Dual-Doppler observations of a Bounded Weak Echo Region (BWER): 17 June 2013


Author: P.C. Kennedy

17 June 2013 CSU-CHILL S-Band reflectivity data in a 0.5 degree elevation angle PPI scan through a thunderstorm located in the east lobe of the dual Doppler network formed with the Pawnee radar. At higher altitudes, a Bounded Weak Echo Region (BWER) was present in this storm. Selected three dimensional wind fields from the BWER area have been prepared.


The CSU-CHILL and Pawnee radars synchronized the starting times of their PPI volume scans in support of a 20hr project on thunderstorm electrification and microphysics conducted during June - July 2013 for Mr. Brody Fuchs (a graduate student in the CSU Atmospheric Science Department). At 2205 UTC on 17 June 2013, an isolated storm was located well within the eastern dual Doppler lobe. The resultant large beam crossing angles allowed accurate syntheses of the three dimensional airflow fields from the basic radial velocity observations. The results of a "first look" dual Doppler analysis are shown in the following series of plots.

0.5 degree elevation angle PPI data

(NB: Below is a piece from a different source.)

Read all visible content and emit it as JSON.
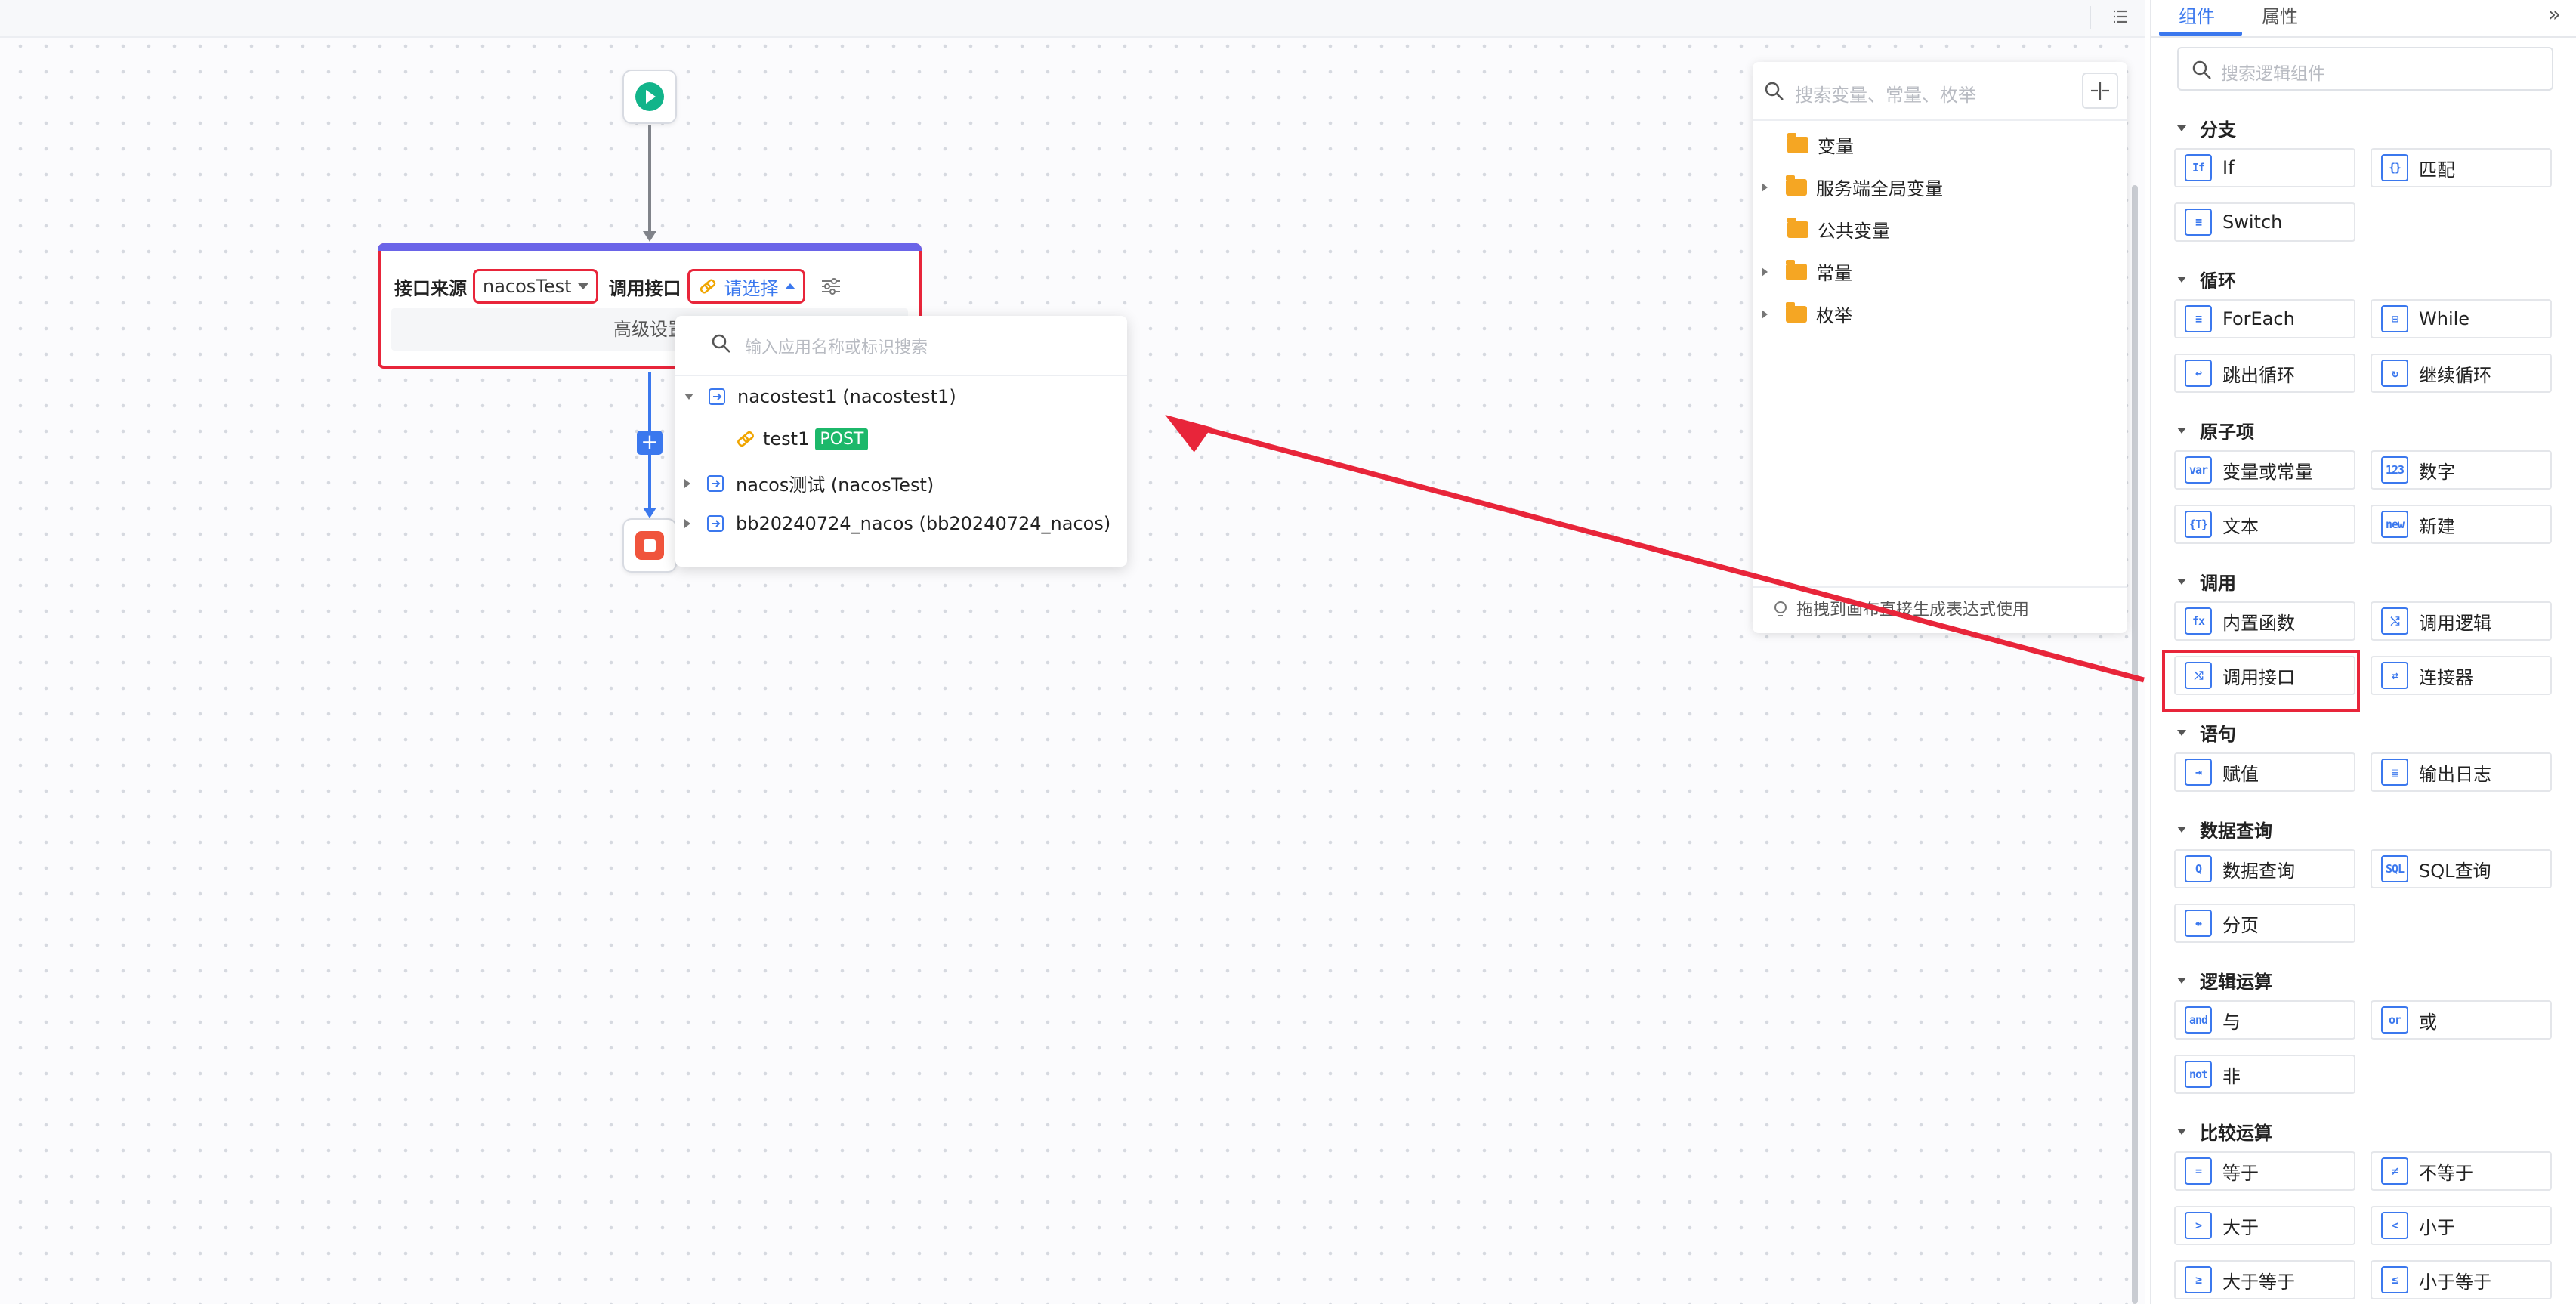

The storm had been producing precipitation at the surface for some time as it entered the east lobe. At 2205 UTC the maximum reflectivity values exceeded 50 dBZ in the low-level core area. A fine line echo associated with the storm's outflow was also evident.

Negative radial velocities (i.e., inbound to the radar) were prominent along the southeastern edge of the reflectivity core and in most of the fine line echo.

Differential reflectivity () values decreased to ~0 dB in the echo core, indicating the presence of enough quasi-spherical and/or tumbling hailstones to equalize the horizontally and vertically-polarized received signal strengths. In the surrounding rain areas, the precipitation was mainly composed of oblate drops, causing the H polarized received signal level to exceed the V signal level and making become positive. The largest positive levels were found along the fine line where many of the scatterers were insects with significantly flattened body shapes.

Dual Doppler analyses

The polar coordinate data from each of the radars was interpolated to a common set of Cartesian gridpoints with a 0.5 km mesh size in each direction. (This interpolation was done using NCAR's SPRINT (Sorted Position Radar INTerpolation) software. The three dimensional wind field components were synthesized from the gridded data using NCAR's CEDRIC (Custom Editing and Display of Reduced Information in Cartesian space) programs. The following plot shows the Earth-relative horizontal wind field and CSU-CHILL reflectivity field at the 8.5 km MSL height. A distinct local reflectivity minimum occurred near X=25, Y=39 km (the grid origin is CSU-CHILL). Such Bounded Weak Echo Regions (BWERs) are associated with strong updrafts (Marwitz and Berry, June 1971 JAM) in thunderstorms. The magnitude of the horizontal winds was relatively low in the vicinity of the BWER. This was probably due to the lower horizontal momentum air that was being transported to the 8.5 km MSL level by the updraft. Accelerated wind speeds were found where the ambient westerly flow deviated around the northern and southern edges of the echo.

The following plot shows an east - west oriented vertical cross section located at Y = 39.5 km. (The location of this cross section included in the 0.5 degree elevation angle reflectivity PPI shown earlier). In this plane, the BWER appears as an upward-directed indentation into the overhanging reflectivity pattern centered at ~X=35 km. The overhanging structure also contained the primary updraft at heights above approximately 6.5 km MSL. Hydrometeors growing in the strong updraft were carried to appreciable heights before their diameters and radar cross sections became significantly large. As a result, the reflectivity contours were displaced upwards to higher altitudes in the vicinity of the strong updraft.


The three dimensional airflows obtained from dual Doppler processing of CSU-CHILL and Pawnee data can enhance the understanding of the internal organization of thunderstorms. This knowledge of storm organization will aid the analysis of the polarimetric radar data collected at S and X-Bands as well as the Lightning Mapping Array (LMA) data that are also being recorded during this 20 hour project.